20th Century Women

 

            This is Annette Bening's show.  She plays Dorothea Fields, a 55-year-old single Mom who managed to have a son at 40, right before Dad left.  Jamie (Lucas Jade Zumann) is a good kid.  But Dorothea has started to worry that he doesn't have any influence in his life other than her.  So she invites her two renters and a neighbor kid to help out?

            One renter, William (Billy Crudup), is a construction guy who's constantly working on their “money pit” house---in exchange for rent considerations.  It might have been potentially a good bonding opportunity with Jamie, but alas, he just isn't interested in the building trade.  At all.  And William just doesn't have much else to say, anyway, besides talking about different types of wood.

            Abbie (Greta Gerwig), the other renter, is a wannabe photographer and self-proclaimed feminist, who thinks she ought to educate Jamie in some of the frank female talk of the movement, so Jamie learns a lot more about adult sexuality than perhaps he can process at age 15.  Not to mention when she takes him along to her ob/gyn appointment.  And just for good measure, she takes him drinking and dancing?  Well, at least she doesn't try to seduce him, like she does William, who happily complies, but then finds out that her ideas about role-playing sort of dominates the whole experience.

            Dorothea, for her part, is content to smoke cigarrettes and....smoke cigarrettes.  She doesn't think of herself as scatter-brained, but she does lose the car because it catches on fire in the department store parking lot.  She responds by inviting the fire chief to her Christmas dinner.  When Jamie asks her if she's happy, she replies, “You don't ask that question.  It's the quickest road to depression.”  She and Jamie follow the stock market every day, carefully noting prices of certain 1979 blue chips, like Xerox and IBM.  But it's not at all clear if Dorothea has two nickels to rub together; the cars she drives certainly don't scream “ostentation.”

            And neither does Jamie's best friend, the girl down the street, Julie (Elle Fanning).  She, too, loves to confide in Jamie, telling him all about her sexual activity, which he doesn't really want to hear about, because he's got a crush on her, but she ignores that, and assures him they're just friends.  Even though she frequently climbs in his bedroom window and cuddles with him all night.  She asks Jamie to help her with the pregnancy test, which is also a bit of an emotional overload for him.

            Finally, after a couple of mini-crises, Jamie summons the courage to tell his Mom what he really thinks: he doesn't need these other people to help “raise” him; he's just fine with Mom's company.  And he wishes she would be, also. 

            We can't help but like Dorothea, but we're not sure why.  She's not exactly a model Mom, and her attempts to “get out there and socialize” meet with predictable disaster.  But she is true to her own quirky version of herself, and somehow that's enough, both for her and for us.

 

Questions for Discussion:

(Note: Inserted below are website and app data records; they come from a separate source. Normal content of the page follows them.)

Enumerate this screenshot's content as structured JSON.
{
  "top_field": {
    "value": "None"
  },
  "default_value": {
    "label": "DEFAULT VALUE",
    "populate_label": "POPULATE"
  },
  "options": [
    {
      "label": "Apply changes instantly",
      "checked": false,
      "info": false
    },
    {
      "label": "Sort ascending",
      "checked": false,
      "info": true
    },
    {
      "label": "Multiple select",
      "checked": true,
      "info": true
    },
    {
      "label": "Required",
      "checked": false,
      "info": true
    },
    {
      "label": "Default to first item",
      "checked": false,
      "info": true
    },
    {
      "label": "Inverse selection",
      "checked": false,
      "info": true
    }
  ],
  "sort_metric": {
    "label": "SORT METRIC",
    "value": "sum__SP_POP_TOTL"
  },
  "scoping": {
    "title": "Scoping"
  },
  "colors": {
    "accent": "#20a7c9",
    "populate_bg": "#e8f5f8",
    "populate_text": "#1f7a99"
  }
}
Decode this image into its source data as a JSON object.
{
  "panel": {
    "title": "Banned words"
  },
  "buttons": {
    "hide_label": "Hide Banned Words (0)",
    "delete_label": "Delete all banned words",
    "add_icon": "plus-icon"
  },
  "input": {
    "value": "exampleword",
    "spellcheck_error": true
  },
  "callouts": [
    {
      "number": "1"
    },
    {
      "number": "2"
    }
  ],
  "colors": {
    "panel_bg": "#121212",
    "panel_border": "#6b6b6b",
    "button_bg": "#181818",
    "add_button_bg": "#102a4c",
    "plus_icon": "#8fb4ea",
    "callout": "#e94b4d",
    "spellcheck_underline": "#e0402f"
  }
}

1)                  How much sexual information were you given as a teenager?  Too much, or too little?

2)                  We're told “it takes a village” to raise one child, but what if the child would prefer that the village butt out?

3)                  Who's the most unforgettable character you've ever met?

 

Dr. Ronald P. Salfen, DFW Film Critics Association